ACTION ITEM: The records follow. Filter them to the lines that hold "Downloads".

------ GIVEN DATA

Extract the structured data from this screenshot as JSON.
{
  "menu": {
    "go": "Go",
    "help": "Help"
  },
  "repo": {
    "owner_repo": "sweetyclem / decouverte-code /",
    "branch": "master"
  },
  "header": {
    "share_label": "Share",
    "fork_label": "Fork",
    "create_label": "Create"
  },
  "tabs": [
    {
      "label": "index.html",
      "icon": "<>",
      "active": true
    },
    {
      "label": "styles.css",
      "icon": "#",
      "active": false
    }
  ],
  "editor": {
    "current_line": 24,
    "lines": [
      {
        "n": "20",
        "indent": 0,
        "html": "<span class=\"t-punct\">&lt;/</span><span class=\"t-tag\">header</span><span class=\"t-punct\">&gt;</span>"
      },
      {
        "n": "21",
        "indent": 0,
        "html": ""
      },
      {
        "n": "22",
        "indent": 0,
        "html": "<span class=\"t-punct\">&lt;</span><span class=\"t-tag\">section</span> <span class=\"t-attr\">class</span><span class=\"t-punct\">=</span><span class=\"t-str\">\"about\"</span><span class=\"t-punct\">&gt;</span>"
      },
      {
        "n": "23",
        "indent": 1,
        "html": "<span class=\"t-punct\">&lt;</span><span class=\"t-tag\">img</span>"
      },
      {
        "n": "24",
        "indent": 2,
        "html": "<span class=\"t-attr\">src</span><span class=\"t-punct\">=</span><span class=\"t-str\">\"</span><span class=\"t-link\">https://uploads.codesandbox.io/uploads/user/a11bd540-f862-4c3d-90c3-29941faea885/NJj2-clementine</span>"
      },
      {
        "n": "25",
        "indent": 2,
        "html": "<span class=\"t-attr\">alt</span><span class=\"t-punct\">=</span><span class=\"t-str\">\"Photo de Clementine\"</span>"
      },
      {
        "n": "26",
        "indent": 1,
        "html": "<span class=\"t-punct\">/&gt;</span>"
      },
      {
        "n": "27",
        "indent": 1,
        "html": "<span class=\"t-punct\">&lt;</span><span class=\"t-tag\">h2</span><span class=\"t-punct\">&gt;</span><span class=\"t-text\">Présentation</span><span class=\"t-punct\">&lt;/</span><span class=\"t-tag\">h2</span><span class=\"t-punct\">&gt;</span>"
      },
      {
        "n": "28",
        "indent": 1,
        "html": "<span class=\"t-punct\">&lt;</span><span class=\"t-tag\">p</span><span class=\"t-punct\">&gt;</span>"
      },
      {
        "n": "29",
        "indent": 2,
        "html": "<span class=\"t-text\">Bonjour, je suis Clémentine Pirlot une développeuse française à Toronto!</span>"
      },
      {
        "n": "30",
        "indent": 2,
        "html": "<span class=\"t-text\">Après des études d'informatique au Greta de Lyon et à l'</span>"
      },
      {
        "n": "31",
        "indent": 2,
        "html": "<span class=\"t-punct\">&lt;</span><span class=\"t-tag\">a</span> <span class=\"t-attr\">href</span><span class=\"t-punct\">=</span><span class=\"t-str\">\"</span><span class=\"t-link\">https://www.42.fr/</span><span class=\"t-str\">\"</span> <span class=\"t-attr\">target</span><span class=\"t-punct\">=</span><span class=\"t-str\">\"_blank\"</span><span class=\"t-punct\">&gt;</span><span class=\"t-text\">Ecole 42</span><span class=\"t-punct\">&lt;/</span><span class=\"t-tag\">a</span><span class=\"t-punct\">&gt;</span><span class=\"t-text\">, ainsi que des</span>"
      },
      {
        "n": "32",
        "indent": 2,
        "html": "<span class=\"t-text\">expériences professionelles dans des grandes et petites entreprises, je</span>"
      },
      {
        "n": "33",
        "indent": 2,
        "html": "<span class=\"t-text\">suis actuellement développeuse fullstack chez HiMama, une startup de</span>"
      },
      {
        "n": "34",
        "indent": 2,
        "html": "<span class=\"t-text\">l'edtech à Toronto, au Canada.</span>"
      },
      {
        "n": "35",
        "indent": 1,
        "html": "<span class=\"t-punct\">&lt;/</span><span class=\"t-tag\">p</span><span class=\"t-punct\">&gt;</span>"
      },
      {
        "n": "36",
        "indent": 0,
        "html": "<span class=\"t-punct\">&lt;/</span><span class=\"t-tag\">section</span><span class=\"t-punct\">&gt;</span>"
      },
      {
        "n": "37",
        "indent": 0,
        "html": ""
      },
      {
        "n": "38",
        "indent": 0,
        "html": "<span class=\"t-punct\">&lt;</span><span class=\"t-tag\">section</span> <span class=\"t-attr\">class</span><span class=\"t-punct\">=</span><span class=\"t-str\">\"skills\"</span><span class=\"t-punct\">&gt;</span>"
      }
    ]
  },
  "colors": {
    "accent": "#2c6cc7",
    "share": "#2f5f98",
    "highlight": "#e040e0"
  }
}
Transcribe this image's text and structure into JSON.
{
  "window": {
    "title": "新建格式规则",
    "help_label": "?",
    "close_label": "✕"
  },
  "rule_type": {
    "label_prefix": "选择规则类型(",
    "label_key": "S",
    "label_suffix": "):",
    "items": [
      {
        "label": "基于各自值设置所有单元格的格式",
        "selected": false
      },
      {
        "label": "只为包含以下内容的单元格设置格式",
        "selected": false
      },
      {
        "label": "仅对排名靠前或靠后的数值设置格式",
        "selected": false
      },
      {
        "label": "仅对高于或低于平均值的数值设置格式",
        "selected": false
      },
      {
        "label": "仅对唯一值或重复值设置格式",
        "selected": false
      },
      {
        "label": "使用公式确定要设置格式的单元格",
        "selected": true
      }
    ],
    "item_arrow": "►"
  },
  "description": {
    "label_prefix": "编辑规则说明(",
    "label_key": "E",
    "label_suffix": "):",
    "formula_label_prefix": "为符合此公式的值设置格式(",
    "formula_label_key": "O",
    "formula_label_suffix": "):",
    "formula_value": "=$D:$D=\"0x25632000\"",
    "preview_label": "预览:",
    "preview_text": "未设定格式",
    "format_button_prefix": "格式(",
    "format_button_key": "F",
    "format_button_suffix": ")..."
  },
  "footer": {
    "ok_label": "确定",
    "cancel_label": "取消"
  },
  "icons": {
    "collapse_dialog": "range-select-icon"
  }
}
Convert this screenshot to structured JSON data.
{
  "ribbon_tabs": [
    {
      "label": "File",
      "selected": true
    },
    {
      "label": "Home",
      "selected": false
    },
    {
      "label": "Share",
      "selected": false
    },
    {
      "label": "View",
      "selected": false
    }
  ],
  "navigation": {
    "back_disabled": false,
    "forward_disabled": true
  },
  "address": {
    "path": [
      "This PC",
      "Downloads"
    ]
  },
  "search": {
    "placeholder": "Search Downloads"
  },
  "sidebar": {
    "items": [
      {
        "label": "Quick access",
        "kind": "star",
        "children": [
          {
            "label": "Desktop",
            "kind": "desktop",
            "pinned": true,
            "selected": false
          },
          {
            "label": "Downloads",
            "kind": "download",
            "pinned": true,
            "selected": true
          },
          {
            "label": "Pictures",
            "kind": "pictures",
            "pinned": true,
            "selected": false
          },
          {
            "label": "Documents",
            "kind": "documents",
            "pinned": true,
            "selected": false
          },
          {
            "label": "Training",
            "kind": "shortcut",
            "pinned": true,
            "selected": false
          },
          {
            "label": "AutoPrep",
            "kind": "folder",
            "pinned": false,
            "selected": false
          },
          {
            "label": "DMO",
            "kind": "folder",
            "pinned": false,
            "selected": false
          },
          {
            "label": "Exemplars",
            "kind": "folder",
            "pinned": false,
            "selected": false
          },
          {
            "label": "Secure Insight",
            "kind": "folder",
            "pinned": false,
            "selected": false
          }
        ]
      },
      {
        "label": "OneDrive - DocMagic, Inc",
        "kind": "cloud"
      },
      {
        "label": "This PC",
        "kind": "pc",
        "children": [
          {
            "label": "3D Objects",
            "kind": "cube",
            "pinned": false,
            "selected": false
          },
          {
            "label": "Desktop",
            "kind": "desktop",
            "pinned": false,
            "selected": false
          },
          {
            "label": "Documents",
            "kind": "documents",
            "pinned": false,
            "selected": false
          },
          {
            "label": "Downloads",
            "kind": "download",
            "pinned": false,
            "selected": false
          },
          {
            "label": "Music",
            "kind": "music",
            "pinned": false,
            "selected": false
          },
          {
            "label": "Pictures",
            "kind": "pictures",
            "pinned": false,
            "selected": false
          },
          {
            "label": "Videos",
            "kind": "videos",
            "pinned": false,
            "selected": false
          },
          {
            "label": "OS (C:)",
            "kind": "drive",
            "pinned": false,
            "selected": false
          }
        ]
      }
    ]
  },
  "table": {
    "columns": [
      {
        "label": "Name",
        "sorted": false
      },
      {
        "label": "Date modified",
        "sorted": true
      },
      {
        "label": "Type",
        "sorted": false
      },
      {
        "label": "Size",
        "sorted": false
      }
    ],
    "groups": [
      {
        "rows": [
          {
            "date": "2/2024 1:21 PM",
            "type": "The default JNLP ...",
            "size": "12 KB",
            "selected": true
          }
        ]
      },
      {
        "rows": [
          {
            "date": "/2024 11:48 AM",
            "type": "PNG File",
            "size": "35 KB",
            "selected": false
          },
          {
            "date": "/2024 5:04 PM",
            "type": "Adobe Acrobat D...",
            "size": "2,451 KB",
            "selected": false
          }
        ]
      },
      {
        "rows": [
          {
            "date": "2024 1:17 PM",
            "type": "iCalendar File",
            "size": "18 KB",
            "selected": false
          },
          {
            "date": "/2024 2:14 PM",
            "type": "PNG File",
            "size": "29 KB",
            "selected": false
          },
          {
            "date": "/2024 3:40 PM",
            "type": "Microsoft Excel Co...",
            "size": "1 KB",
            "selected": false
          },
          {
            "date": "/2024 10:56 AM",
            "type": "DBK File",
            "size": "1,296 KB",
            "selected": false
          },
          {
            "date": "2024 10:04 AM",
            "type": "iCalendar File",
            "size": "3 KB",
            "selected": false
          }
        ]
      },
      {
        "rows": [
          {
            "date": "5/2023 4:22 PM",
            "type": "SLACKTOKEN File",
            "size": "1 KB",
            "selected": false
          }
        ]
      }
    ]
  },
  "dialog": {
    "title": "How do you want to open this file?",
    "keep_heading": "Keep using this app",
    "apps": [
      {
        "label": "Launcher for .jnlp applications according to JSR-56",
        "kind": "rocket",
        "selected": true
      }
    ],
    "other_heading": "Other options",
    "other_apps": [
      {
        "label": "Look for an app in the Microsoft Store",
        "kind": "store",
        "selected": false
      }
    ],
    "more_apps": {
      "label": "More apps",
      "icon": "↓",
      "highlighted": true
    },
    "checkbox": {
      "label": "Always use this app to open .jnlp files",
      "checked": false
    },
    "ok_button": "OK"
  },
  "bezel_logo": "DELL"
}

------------

TASK ANSWER:
      "Downloads"
    "placeholder": "Search Downloads"
            "label": "Downloads",
            "label": "Downloads",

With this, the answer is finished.